Prebiotics for Dogs and Cats

Just like how bees can’t do without flowers, prebiotics are the main food source for the probiotic. When more prebiotic is provided, it initiates the fermentation process in the large intestines to create stronger and more populous probiotics, resulting in a healthier pet. Unlike probiotics which are live and more fragile, prebiotics are hardier and can withstand cold, heat and acidic stomach conditions5.

 

Common prebiotic strains for dogs and cats include:

  • Fructo-oligosaccharides (FOS)
  • Galactooligosaccharides (GOS)
  • Mannan oligosaccharides (MOS)
  • Inulin

Benefits of Prebiotics for Dogs and Cats:

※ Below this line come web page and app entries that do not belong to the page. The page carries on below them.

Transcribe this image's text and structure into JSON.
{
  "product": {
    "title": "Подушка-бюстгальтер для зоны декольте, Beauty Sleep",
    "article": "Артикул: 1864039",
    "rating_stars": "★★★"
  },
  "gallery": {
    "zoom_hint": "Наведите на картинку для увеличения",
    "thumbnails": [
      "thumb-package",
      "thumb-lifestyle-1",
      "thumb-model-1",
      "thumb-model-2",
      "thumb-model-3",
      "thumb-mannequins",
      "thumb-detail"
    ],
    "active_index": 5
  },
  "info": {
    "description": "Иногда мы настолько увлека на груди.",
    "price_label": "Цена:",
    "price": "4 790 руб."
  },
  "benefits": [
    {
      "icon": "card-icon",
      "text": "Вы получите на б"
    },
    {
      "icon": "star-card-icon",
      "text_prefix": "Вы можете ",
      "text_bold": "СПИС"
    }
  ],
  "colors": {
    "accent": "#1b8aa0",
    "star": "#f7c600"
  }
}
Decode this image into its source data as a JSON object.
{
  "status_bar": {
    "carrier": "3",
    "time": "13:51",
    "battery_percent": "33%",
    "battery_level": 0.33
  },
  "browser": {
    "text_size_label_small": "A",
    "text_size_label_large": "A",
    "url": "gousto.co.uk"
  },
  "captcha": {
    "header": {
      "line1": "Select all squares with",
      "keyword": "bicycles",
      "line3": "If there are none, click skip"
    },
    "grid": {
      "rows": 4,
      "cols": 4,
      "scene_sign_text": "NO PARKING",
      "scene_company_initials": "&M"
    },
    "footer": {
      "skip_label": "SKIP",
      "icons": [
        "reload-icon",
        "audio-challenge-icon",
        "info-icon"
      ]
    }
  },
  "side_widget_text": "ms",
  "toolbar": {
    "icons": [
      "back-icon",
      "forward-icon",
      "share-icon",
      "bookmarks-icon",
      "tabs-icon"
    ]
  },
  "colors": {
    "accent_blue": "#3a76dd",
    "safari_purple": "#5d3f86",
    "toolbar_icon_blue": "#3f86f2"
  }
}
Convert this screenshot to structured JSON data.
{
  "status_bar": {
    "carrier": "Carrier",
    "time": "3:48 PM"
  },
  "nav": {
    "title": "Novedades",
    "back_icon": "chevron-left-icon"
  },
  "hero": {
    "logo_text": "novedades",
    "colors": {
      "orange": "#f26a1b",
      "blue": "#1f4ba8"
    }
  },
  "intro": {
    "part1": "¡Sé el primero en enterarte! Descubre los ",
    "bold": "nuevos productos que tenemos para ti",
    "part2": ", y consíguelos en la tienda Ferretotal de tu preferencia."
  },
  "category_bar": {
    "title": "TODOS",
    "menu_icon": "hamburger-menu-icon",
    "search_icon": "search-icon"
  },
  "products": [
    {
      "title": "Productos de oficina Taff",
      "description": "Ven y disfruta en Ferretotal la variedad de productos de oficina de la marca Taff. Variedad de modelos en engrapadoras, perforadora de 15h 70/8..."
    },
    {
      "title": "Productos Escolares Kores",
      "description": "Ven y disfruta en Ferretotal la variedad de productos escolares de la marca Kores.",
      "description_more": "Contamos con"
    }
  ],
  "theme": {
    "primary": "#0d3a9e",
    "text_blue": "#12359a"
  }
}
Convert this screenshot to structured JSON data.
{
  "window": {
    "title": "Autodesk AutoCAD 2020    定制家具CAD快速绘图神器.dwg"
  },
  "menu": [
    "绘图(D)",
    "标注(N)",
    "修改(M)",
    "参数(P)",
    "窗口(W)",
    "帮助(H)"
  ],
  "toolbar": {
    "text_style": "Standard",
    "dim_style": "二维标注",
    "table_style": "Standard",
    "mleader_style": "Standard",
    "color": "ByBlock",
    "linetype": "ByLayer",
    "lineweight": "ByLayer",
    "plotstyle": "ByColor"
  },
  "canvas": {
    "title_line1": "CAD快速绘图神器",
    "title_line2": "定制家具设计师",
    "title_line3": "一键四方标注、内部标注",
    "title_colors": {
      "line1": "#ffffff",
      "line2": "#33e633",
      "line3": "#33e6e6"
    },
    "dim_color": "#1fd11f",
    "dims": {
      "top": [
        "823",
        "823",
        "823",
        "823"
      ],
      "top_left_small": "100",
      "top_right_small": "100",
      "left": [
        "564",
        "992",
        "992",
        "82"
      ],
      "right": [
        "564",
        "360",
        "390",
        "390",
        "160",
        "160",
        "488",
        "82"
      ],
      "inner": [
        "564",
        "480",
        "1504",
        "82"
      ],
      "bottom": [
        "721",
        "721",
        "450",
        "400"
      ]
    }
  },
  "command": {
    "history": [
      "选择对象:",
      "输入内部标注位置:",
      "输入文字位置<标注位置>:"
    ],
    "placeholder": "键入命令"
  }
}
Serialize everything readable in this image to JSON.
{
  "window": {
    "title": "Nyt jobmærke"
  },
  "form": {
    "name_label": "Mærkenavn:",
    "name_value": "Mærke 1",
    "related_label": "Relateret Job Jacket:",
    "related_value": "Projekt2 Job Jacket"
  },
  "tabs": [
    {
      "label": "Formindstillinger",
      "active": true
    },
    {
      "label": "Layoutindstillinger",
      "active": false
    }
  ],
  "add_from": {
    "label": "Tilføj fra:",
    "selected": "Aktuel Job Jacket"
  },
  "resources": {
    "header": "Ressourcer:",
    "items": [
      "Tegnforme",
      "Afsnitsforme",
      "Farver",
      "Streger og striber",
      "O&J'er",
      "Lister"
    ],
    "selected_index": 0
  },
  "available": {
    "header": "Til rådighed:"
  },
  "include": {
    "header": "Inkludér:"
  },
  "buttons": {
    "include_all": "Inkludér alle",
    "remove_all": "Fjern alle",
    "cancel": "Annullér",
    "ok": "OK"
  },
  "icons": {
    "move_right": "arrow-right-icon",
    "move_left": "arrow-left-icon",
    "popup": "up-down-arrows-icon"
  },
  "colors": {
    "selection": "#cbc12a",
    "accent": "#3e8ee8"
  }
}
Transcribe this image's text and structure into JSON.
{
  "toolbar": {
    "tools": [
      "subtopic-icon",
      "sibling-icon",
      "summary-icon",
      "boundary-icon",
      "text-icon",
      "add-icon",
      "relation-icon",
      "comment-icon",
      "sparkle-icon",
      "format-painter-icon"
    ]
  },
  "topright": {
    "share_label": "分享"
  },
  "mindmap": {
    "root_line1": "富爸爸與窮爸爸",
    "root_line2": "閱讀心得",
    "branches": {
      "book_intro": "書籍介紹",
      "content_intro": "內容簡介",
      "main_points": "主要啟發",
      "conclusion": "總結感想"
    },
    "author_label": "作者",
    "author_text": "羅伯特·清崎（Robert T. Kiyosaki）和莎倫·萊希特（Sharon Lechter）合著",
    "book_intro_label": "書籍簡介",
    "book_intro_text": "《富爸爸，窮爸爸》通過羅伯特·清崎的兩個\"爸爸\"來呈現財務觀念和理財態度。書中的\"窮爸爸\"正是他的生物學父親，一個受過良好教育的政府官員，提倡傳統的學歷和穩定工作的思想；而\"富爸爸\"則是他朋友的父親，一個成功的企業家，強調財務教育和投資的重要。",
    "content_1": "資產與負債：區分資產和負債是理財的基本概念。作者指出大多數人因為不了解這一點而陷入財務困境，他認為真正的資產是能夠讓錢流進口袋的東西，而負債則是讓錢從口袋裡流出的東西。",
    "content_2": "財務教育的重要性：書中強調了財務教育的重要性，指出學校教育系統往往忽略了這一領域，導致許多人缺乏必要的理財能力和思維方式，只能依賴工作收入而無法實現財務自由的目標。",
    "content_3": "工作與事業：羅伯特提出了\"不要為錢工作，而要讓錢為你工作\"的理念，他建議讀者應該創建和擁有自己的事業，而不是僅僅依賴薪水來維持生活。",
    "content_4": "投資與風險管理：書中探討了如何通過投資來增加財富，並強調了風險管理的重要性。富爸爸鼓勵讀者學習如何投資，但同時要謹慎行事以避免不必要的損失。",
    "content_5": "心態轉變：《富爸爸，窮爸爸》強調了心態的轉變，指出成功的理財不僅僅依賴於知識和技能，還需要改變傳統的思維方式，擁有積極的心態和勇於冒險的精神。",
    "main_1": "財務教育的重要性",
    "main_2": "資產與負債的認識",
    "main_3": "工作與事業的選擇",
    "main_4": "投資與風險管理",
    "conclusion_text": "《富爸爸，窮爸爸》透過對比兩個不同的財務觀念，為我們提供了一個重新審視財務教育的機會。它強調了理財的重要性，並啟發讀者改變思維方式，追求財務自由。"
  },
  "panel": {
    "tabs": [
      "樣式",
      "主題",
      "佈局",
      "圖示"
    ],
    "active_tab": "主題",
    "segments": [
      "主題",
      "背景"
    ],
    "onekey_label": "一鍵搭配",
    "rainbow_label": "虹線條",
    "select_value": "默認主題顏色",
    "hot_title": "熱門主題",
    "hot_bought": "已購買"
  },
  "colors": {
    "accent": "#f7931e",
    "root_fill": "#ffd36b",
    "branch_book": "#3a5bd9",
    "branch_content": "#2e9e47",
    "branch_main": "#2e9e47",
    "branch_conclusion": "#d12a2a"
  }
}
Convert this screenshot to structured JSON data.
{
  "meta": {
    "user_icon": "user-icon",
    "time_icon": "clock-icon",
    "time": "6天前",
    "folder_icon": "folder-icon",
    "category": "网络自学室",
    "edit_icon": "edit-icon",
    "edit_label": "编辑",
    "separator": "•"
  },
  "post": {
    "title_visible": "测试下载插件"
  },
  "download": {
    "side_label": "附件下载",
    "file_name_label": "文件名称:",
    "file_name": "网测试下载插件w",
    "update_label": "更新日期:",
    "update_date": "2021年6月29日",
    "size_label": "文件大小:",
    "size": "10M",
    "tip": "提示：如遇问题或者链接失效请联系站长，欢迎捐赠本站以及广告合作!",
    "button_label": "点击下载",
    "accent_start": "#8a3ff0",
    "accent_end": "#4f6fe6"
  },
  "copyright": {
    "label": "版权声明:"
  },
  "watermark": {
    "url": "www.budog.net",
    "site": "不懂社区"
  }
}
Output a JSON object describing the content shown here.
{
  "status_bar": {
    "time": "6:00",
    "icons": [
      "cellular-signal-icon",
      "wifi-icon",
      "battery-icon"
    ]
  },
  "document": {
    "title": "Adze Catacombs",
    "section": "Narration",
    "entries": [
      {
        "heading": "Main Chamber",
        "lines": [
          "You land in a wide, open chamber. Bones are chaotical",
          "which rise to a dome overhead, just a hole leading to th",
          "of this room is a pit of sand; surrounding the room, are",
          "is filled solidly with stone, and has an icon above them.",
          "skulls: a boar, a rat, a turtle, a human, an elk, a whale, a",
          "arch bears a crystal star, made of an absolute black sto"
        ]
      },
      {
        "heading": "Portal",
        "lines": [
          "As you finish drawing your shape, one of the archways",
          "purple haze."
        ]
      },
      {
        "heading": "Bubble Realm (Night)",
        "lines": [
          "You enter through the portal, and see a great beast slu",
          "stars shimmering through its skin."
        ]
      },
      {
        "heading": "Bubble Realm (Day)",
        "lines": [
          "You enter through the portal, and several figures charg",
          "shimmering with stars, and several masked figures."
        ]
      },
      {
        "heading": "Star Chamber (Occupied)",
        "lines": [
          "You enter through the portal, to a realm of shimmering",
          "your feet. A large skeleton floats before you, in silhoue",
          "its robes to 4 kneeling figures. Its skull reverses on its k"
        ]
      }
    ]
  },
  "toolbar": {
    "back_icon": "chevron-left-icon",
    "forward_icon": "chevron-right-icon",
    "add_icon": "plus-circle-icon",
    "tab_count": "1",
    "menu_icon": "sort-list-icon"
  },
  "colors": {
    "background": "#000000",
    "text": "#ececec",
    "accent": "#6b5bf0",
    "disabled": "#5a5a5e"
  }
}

  • Quicken food fermentation process in digestive tract to aid digestion
  • Improve mineral absorption
  • Reduce and prevent spikes in blood sugar
  • Modulate immune system
  • Promote metabolic health (insulin resistance, healthy blood lipid levels)6
  • Improve bowel movements
  • Reduce hunger pangs

 

There are plenty of natural food sources of prebiotics. They include mushrooms such as turkey tail, chaga, maitake and reshi. Other foods rich in prebiotics includes chicory root, beet pulp burdock root and dandelion greens. The Grateful Pet meals includes a specially cultivated seaweed that has been cultured with prebiotics.

 

References

  1. https://www.ncbi.nlm.nih.gov/pmc/articles/PMC6794400/
  2. https://www.dogsnaturallymagazine.com/leaky-gut-syndrome-in-dogs/
  3. Kelly M. The role of probiotics in GI tract health. Nestle Purina PetCare Company. purinaproplanvets.com/media/1181/role_of_probiotics.pdf 2006
  4. https://moderndogmagazine.com/articles/probiotics/20313
  5. https://vetericyn.com/blog/prebiotics-for-dogs-what-are-they-and-what-do-they-do/#:~:text=Fermenting%20food%20faster%20in%20the,from%20the%20food%20they%20eat
  6. https://www.gutmicrobiotaforhealth.com/the-different-ways-that-prebiotics-and-fiber-affect-the-gut-microbiota/